Railroads have been a part of my and my family’s life for generations. For myself, it likely originated with knowing it was time to go to bed only after hearing the horn of the 8pm passenger train in the distance, continued with the usual childhood Lionel set.
The choice to model this railway took many years. I had some great minor experiences which solidified my interest in railroading. My brothers and I had the opportunity to ride in the cab of an old Conrail Geep that switched the small yard in town because a neighbor knew the engineer. A local CSX crew let me throw a switch while railfanning one winter. There were the steam excursions run on the N&W / NS lines with N&W #1218, J #611 and various others.
Most galvanizing was my grandfather. We would work on HO scale layouts during the summer visits and visits to my Great Uncles’ would allow me to play with N scale equipment. He always had railroad books on the shelves and paintings or prints on the walls. When not piecing together track or trying to sort out what was causing the electrical short, I was reading his books.
Why the B&SR? The cyclic motion of driving rods and a flicker of fire of the steam era is more enticing to me now than the steel cased diesels I have chased. Maine narrow gauge is different, both in look and operation, than most other railroads; and I’m not one for doing what everyone else is. I enjoy the creativity associated with scratch building and hand laying track. In addition to that, family.
The B&SR was a 21 mile two foot narrow gauge railway stretching from “Bridgton Junction,” near Miram, ME, to Bridgton and on to Harrison, ME on the North side of Long Lake.

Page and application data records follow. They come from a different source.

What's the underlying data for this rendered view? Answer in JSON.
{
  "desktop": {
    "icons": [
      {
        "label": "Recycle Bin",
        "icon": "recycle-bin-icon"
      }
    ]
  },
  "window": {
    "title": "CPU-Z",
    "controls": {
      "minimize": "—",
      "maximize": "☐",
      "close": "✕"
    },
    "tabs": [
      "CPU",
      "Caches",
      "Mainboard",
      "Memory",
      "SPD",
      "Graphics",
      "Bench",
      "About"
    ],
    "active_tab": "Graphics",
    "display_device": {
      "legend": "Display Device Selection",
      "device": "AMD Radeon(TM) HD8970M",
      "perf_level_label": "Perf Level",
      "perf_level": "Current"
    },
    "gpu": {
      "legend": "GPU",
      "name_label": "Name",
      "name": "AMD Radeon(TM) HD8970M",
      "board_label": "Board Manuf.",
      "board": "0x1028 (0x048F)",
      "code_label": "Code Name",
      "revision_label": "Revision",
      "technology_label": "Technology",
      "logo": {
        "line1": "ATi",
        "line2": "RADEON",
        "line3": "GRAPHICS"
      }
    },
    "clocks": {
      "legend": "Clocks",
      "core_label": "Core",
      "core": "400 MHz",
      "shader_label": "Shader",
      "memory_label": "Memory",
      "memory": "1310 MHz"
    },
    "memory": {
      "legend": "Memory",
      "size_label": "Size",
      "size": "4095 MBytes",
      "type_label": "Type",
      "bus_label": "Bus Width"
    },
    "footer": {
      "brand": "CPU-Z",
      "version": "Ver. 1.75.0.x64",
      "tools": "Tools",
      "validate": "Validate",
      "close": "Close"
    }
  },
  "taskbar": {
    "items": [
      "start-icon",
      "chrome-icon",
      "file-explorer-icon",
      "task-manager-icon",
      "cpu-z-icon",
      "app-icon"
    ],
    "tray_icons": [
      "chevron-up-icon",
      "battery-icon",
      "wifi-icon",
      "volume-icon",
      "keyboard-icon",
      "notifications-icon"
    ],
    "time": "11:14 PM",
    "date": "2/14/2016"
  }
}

Many familiar with the B&SR have seen the picture below. It is included in the book Busted and Still Running, is currently used on the Bridgton Historical Society’s page on the B&SR and has appeared in several other publications.
The engineer holding #5’s handrail is my Great, Great Grandfather, John Marcque (Marcoux). Beside him is his son Phil and on the pilot is his daughter from a second marriage, Berdina. John was the Master Engineer, there with the construction crews until his retirement in 1909. The boys, Phil and Ernest, continued until much later.
Below is a photo from years later, showing John, sporting his bushy white mustache, with my grandfather, Phil, sitting shyly between his grandparents. My grandfather was named after his uncle, in the top left of the picture. Though I’m not sure why, my grandfather was referred to as “Billy,” though I figure it is because there were two Phil’s in the family then.
Regarding the names, my Grandfather’s dad (Harold, to John’s right) changed the Americanized “Marcque” back to the original French-Canadian Marcoux.
While he no doubt told me each time I asked, it wasn’t until later in life that I realized that it was my family who worked on the narrow gauge line and there they were in the books. John is mentioned in the Sandy River and Bridgton books by Jones, as well as the Bridgton books by McLin and Ward.
It is interesting that the only story I recall my grandfather relating to me was that he hated riding on the railroad. Not because of the road itself, but because every time he came home to Harrison from the Navy his uncle always made him ride in the cab rather than the passenger car. That coal dust was hell to get out of Navy whites!
So, here I am, nearly 75 years after the B&SR RR / B&H RR closed down, striving to create an operating scaled model of the line, with every desire to reproduce it faithfully due to my family’s involvement.